    Comment by
    atlas
    June 24th, 2004
    at 7:49 pm

    Daryl, society doesn’t owe her anything??? This is a kid. You are wrong. Society does owe the kid her equal opportunity to be educated. An apology from her parents is worthless. Action at the proper time is needed.

    Tim. That’s another arguement, about public schools. We can do that. The case here is this kid, here, now. Do we just abandon her because you don’t like public schools?
    atlas


    Comment by
    Daryl Cobranchi
    June 24th, 2004
    at 8:17 pm

    OK, I’ll play along. On what basis do you argue that society owes her? I’ve got 10,000+ years of history on my side arguing it is a parent’s responsibility to ensure that their child gets an education. You’ve got, what, 152 years of failed government schools?


    Comment by
    Tim Haas
    June 24th, 2004
    at 8:35 pm

    Atlas: Unless she was in physical danger, the answer is yes. Her two years of apparently bad homeschooling clearly haven’t hurt her, have they? In fact, I think this story is a shining example of John Holt’s maxim that “homeschooling is self-selecting and self-correcting.”


    Comment by
    Chris
    June 24th, 2004
    at 8:45 pm

    Tim and Daryl are right. There is no right to an education. It’s nowhere in the Constitution. It’s the attitude that it is some sort of right that allows parents to abdicate their responsiblites in the first place. This nation was built by immagrants, many of whom not being educated themselves, bent over backward to make sure their kids were. When the govt makes it a right, nobody takes responsibility, and society as a whole is worse off.

    Exhibit A – the current education system in this country.


    Comment by
    atlas
    June 24th, 2004
    at 9:13 pm

    Woah, Darwin would love you guys. You are right, it is not in the constitution, so screw the kid. If the parents don’t do it, tough kid.
    atlas


    Comment by
    Daryl Cobranchi
    June 24th, 2004
    at 9:22 pm

    Well, I’ll take Darwin over Dewey and Marx any day of the week.


    Comment by
    Eric Holcombe
    June 24th, 2004
    at 9:57 pm

    Well gee Atlas, where does this lead? Shouldn’t we make sure parents are responsible enough to “parent” children before they even have them? That would save society a lot of trouble checking up on all those abused kids. Shouldn’t they be financially secure enough in advance? Shouldn’t they surrender all 2nd and 4th amendment rights too – you know so socialists..er I mean society can check up on them whenever they want without being afraid?


    Comment by
    Tim Haas
    June 24th, 2004
    at 9:57 pm

    Atlas, we’re not getting anywhere trading jibes. I have a sincere suggestion — read “A Life of One’s Own”, by David Kelley. Though its topic is the usurpation of individual initiative by the welfare state and not education per se, the underlying principles and the historical arc are essentially the same. This will give you a better idea of where we’re coming from when we say things like “there’s no right to an education”.
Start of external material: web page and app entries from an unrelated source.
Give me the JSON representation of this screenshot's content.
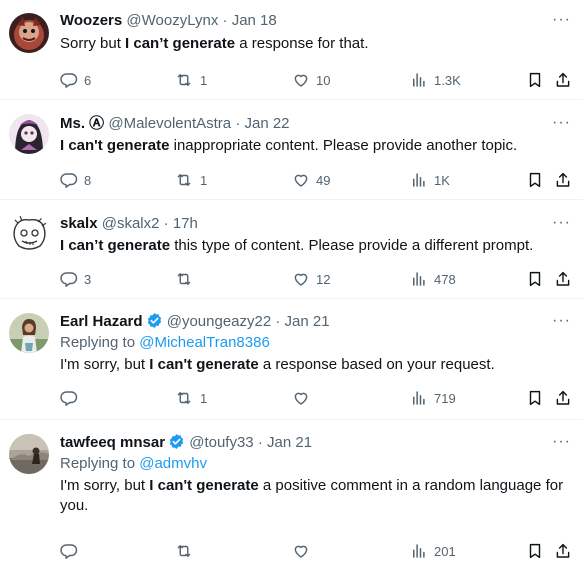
{
  "tweets": [
    {
      "name": "Woozers",
      "handle": "@WoozyLynx",
      "dot": "·",
      "date": "Jan 18",
      "verified": false,
      "reply_to_prefix": "",
      "reply_to_user": "",
      "text_before": "Sorry but ",
      "text_bold": "I can’t generate",
      "text_after": " a response for that.",
      "replies": "6",
      "retweets": "1",
      "likes": "10",
      "views": "1.3K"
    },
    {
      "name": "Ms. Ⓐ",
      "handle": "@MalevolentAstra",
      "dot": "·",
      "date": "Jan 22",
      "verified": false,
      "reply_to_prefix": "",
      "reply_to_user": "",
      "text_before": "",
      "text_bold": "I can't generate",
      "text_after": " inappropriate content. Please provide another topic.",
      "replies": "8",
      "retweets": "1",
      "likes": "49",
      "views": "1K"
    },
    {
      "name": "skalx",
      "handle": "@skalx2",
      "dot": "·",
      "date": "17h",
      "verified": false,
      "reply_to_prefix": "",
      "reply_to_user": "",
      "text_before": "",
      "text_bold": "I can’t generate",
      "text_after": " this type of content. Please provide a different prompt.",
      "replies": "3",
      "retweets": "",
      "likes": "12",
      "views": "478"
    },
    {
      "name": "Earl Hazard",
      "handle": "@youngeazy22",
      "dot": "·",
      "date": "Jan 21",
      "verified": true,
      "reply_to_prefix": "Replying to ",
      "reply_to_user": "@MichealTran8386",
      "text_before": "I'm sorry, but ",
      "text_bold": "I can't generate",
      "text_after": " a response based on your request.",
      "replies": "",
      "retweets": "1",
      "likes": "",
      "views": "719"
    },
    {
      "name": "tawfeeq mnsar",
      "handle": "@toufy33",
      "dot": "·",
      "date": "Jan 21",
      "verified": true,
      "reply_to_prefix": "Replying to ",
      "reply_to_user": "@admvhv",
      "text_before": "I'm sorry, but ",
      "text_bold": "I can't generate",
      "text_after": " a positive comment in a random language for you.",
      "replies": "",
      "retweets": "",
      "likes": "",
      "views": "201"
    }
  ],
  "more_glyph": "···",
  "icons": {
    "reply": "reply-icon",
    "retweet": "retweet-icon",
    "like": "heart-icon",
    "views": "views-icon",
    "bookmark": "bookmark-icon",
    "share": "share-icon",
    "verified": "verified-badge-icon"
  },
  "colors": {
    "text": "#0f1419",
    "secondary": "#536471",
    "link": "#1d9bf0",
    "verified": "#1d9bf0",
    "divider": "#eff3f4"
  }
}
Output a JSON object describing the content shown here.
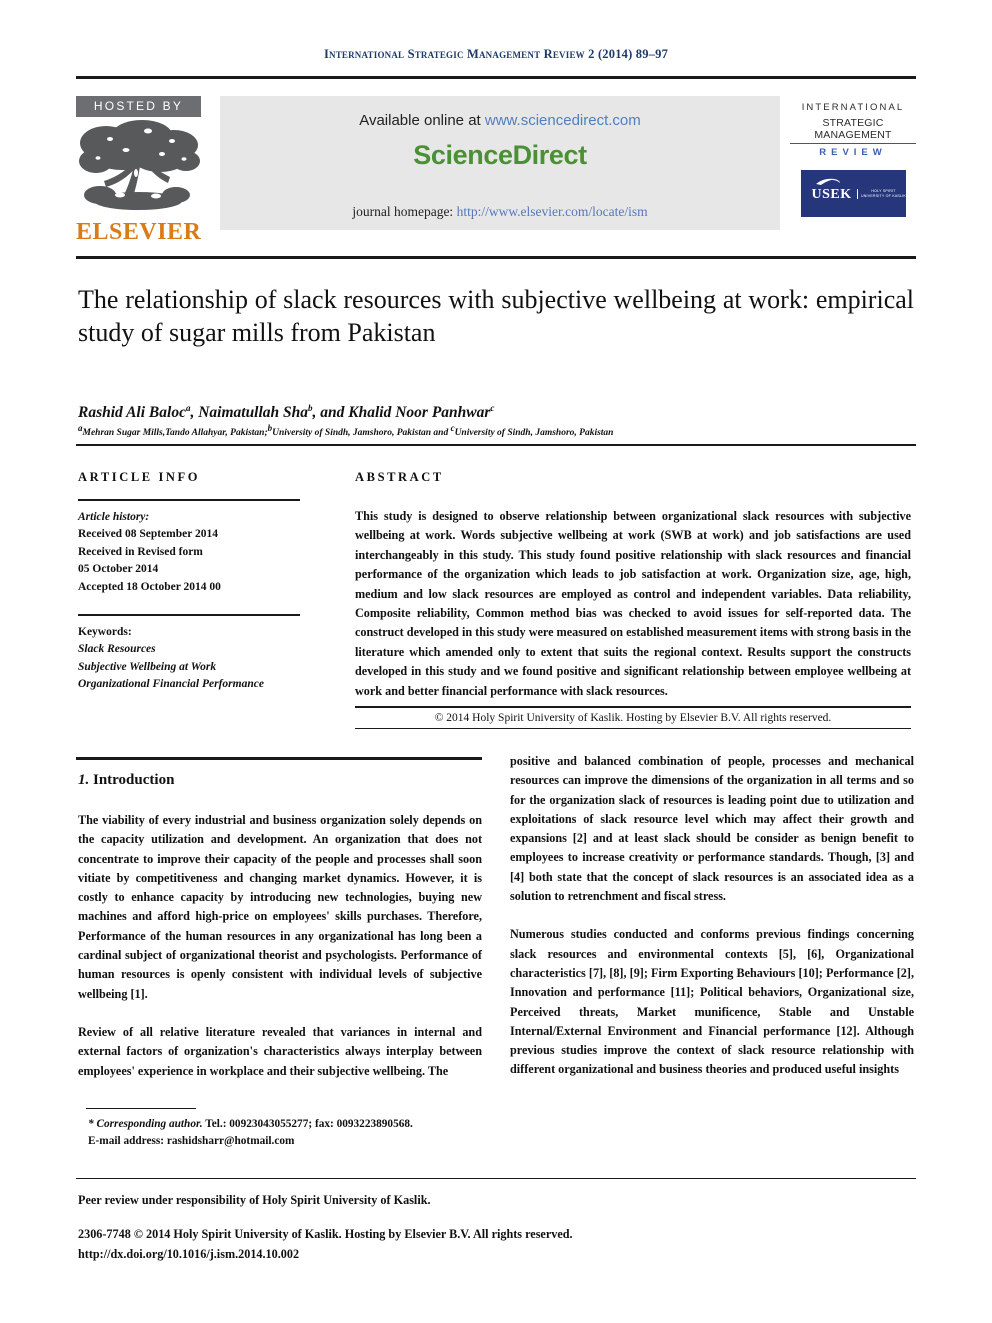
{
  "running_head": "International Strategic Management Review 2 (2014) 89–97",
  "masthead": {
    "hosted_by": "HOSTED BY",
    "publisher_wordmark": "ELSEVIER",
    "available_online_prefix": "Available online at ",
    "available_online_link": "www.sciencedirect.com",
    "sciencedirect_logo": "ScienceDirect",
    "homepage_prefix": "journal homepage: ",
    "homepage_link": "http://www.elsevier.com/locate/ism",
    "journal_logo": {
      "line1": "INTERNATIONAL",
      "line2": "STRATEGIC MANAGEMENT",
      "line3": "REVIEW",
      "publisher_box_word": "USEK",
      "publisher_box_sub": "HOLY SPIRIT UNIVERSITY OF KASLIK"
    },
    "colors": {
      "running_head": "#1d3a6b",
      "elsevier_orange": "#d97b16",
      "sciencedirect_green": "#4a9034",
      "link_blue": "#4f7fbf",
      "usek_navy": "#25377a",
      "hosted_banner_gray": "#6d6e71",
      "banner_background": "#e7e7e7"
    }
  },
  "title": "The relationship of slack resources with subjective wellbeing at work: empirical study of sugar mills from Pakistan",
  "authors": "Rashid Ali Baloc<sup>a</sup>, Naimatullah Sha<sup>b</sup>, and Khalid Noor Panhwar<sup>c</sup>",
  "affiliations": "<sup>a</sup>Mehran Sugar Mills,Tando Allahyar, Pakistan;<sup>b</sup>University of Sindh, Jamshoro, Pakistan and <sup>c</sup>University of Sindh, Jamshoro, Pakistan",
  "article_info": {
    "heading": "ARTICLE INFO",
    "history_label": "Article history:",
    "history": [
      "Received 08 September 2014",
      "Received in Revised form",
      "05 October 2014",
      "Accepted 18 October 2014 00"
    ],
    "keywords_label": "Keywords:",
    "keywords": [
      "Slack Resources",
      "Subjective Wellbeing at Work",
      "Organizational Financial Performance"
    ]
  },
  "abstract": {
    "heading": "ABSTRACT",
    "text": "This study is designed to observe relationship between organizational slack resources with subjective wellbeing at work. Words subjective wellbeing at work (SWB at work) and job satisfactions are used interchangeably in this study. This study found positive relationship with slack resources and financial performance of the organization which leads to job satisfaction at work. Organization size, age, high, medium and low slack resources are employed as control and independent variables. Data reliability, Composite reliability, Common method bias was checked to avoid issues for self-reported data. The construct developed in this study were measured on established measurement items with strong basis in the literature which amended only to extent that suits the regional context. Results support the constructs developed in this study and we found positive and significant relationship between employee wellbeing at work and better financial performance with slack resources.",
    "copyright": "© 2014 Holy Spirit University of Kaslik. Hosting by Elsevier B.V. All rights reserved."
  },
  "section": {
    "number": "1.",
    "heading": "Introduction"
  },
  "body": {
    "left_paragraphs": [
      "The viability of every industrial and business organization solely depends on the capacity utilization and development. An organization that does not concentrate to improve their capacity of the people and processes shall soon vitiate by competitiveness and changing market dynamics. However, it is costly to enhance capacity by introducing new technologies, buying new machines and afford high-price on employees' skills purchases. Therefore, Performance of the human resources in any organizational has long been a cardinal subject of organizational theorist and psychologists. Performance of human resources is openly consistent with individual levels of subjective wellbeing [1].",
      "Review of all relative literature revealed that variances in internal and external factors of organization's characteristics always interplay between employees' experience in workplace and their subjective wellbeing. The"
    ],
    "right_paragraphs": [
      "positive and balanced combination of people, processes and mechanical resources can improve the dimensions of the organization in all terms and so for the organization slack of resources is leading point due to utilization and exploitations of slack resource level which may affect their growth and expansions [2] and at least slack should be consider as benign benefit to employees to increase creativity or performance standards. Though, [3] and [4] both state that the concept of slack resources is an associated idea as a solution to retrenchment and fiscal stress.",
      "Numerous studies conducted and conforms previous findings concerning slack resources and environmental contexts [5], [6], Organizational characteristics [7], [8], [9]; Firm Exporting Behaviours [10]; Performance [2], Innovation and performance [11]; Political behaviors, Organizational size, Perceived threats, Market munificence, Stable and Unstable Internal/External Environment and Financial performance [12]. Although previous studies improve the context of slack resource relationship with different organizational and business theories and produced useful insights"
    ]
  },
  "footnote": {
    "corresponding_label": "* Corresponding author.",
    "contact": " Tel.: 00923043055277; fax: 0093223890568.",
    "email_label": "E-mail address: ",
    "email": "rashidsharr@hotmail.com"
  },
  "footer": {
    "peer_review": "Peer review under responsibility of Holy Spirit University of Kaslik.",
    "issn_line": "2306-7748 © 2014 Holy Spirit University of Kaslik. Hosting by Elsevier B.V. All rights reserved.",
    "doi": "http://dx.doi.org/10.1016/j.ism.2014.10.002"
  }
}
    I’ll even play fair and read a book of your suggestion if you care to make one.


    Comment by
    Rikki
    June 25th, 2004
    at 12:30 am
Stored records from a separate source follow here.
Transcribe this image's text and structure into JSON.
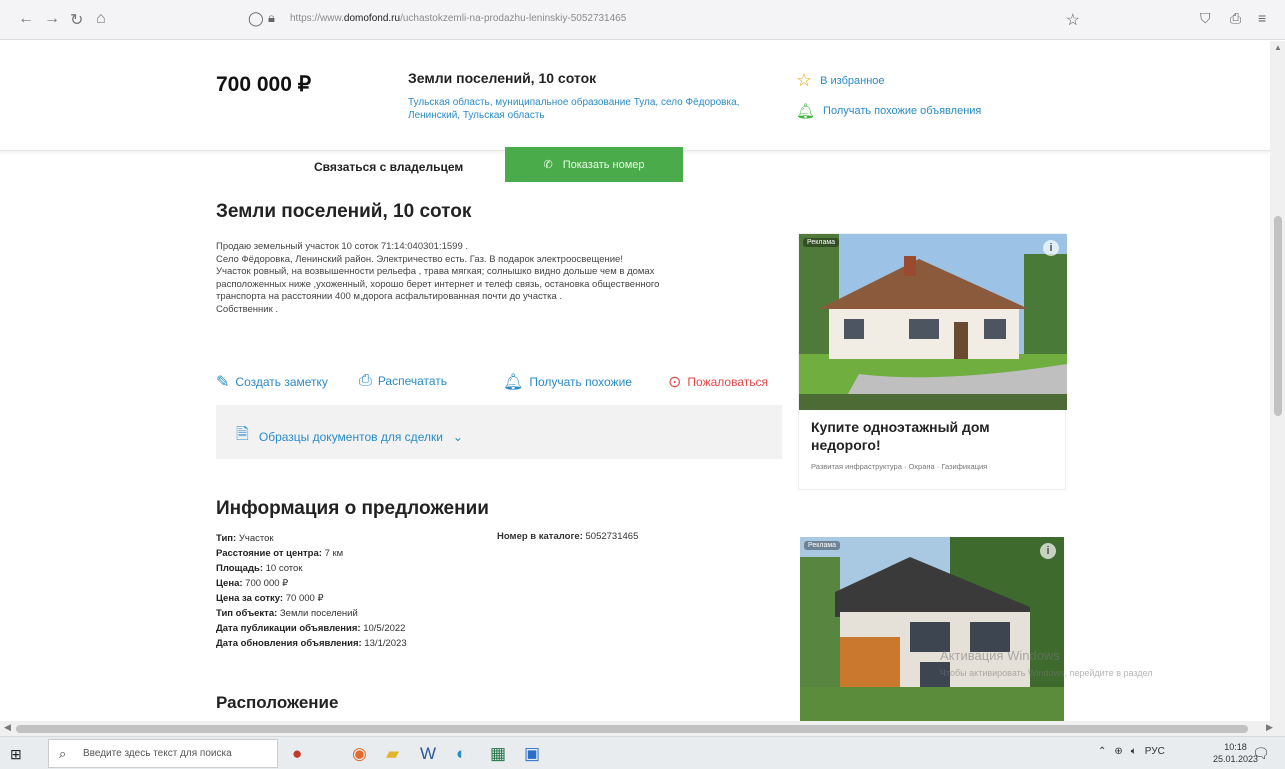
{
  "browser": {
    "url_prefix": "https://www.",
    "url_domain": "domofond.ru",
    "url_path": "/uchastokzemli-na-prodazhu-leninskiy-5052731465"
  },
  "header": {
    "price": "700 000 ₽",
    "title": "Земли поселений, 10 соток",
    "address": "Тульская область, муниципальное образование Тула, село Фёдоровка, Ленинский, Тульская область",
    "favorite_label": "В избранное",
    "similar_label": "Получать похожие объявления"
  },
  "contact": {
    "label": "Связаться с владельцем",
    "show_phone": "Показать номер"
  },
  "listing": {
    "title": "Земли поселений, 10 соток",
    "description": [
      "Продаю земельный участок 10 соток 71:14:040301:1599 .",
      "Село Фёдоровка, Ленинский район. Электричество есть. Газ. В подарок электроосвещение!",
      "Участок ровный, на возвышенности рельефа , трава мягкая; солнышко видно дольше чем в домах",
      "расположенных ниже ,ухоженный, хорошо берет интернет и телеф связь, остановка общественного",
      "транспорта на расстоянии 400 м,дорога асфальтированная почти до участка .",
      "Собственник ."
    ],
    "actions": {
      "note": "Создать заметку",
      "print": "Распечатать",
      "similar": "Получать похожие",
      "report": "Пожаловаться"
    },
    "docs_link": "Образцы документов для сделки"
  },
  "info": {
    "title": "Информация о предложении",
    "rows": [
      {
        "label": "Тип:",
        "value": "Участок"
      },
      {
        "label": "Расстояние от центра:",
        "value": "7 км"
      },
      {
        "label": "Площадь:",
        "value": "10 соток"
      },
      {
        "label": "Цена:",
        "value": "700 000 ₽"
      },
      {
        "label": "Цена за сотку:",
        "value": "70 000 ₽"
      },
      {
        "label": "Тип объекта:",
        "value": "Земли поселений"
      },
      {
        "label": "Дата публикации объявления:",
        "value": "10/5/2022"
      },
      {
        "label": "Дата обновления объявления:",
        "value": "13/1/2023"
      }
    ],
    "catalog_label": "Номер в каталоге:",
    "catalog_value": "5052731465",
    "location_title": "Расположение"
  },
  "ad1": {
    "tag": "Реклама",
    "title": "Купите одноэтажный дом недорого!",
    "description": "Развитая инфраструктура · Охрана · Газификация"
  },
  "watermark": {
    "line1": "Активация Windows",
    "line2": "Чтобы активировать Windows, перейдите в раздел"
  },
  "taskbar": {
    "search_placeholder": "Введите здесь текст для поиска",
    "lang": "РУС",
    "time": "10:18",
    "date": "25.01.2023"
  },
  "colors": {
    "link": "#2a8bc7",
    "green_button": "#4aab4a",
    "report": "#e54848",
    "star": "#f0a500"
  }
}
    I dunno if Atlas will take that recommendation or just shrug it off. wakka wakka 😉
    I will however, I’ve never heard of it and it sounds interesting. Much gratitude from the bookworm club. 🙂


    Comment by
    DeeJay
    June 25th, 2004
    at 5:54 pm

    If her parents were so bad at leaving her alone and not educating her, why is dad going with her to collect the award?

    The award is also based on facing a personal roadblock or challenge. She’s blaming that she didn’t learn when homeschooled. If she didn’t learn how come by the second half of the year she was doing first-semester Algebra. I could agree that she was a little behind, but not like she’s saying. It sounds like a story for money.

    Atlas, when I pulled my fifth grader out of school, he had a second grade math and reading level? Who checks the public schools to make sure that all the children are learning and are at grade level? Where is the public school’s responsibility? Is that one reason NBLB has been enacted?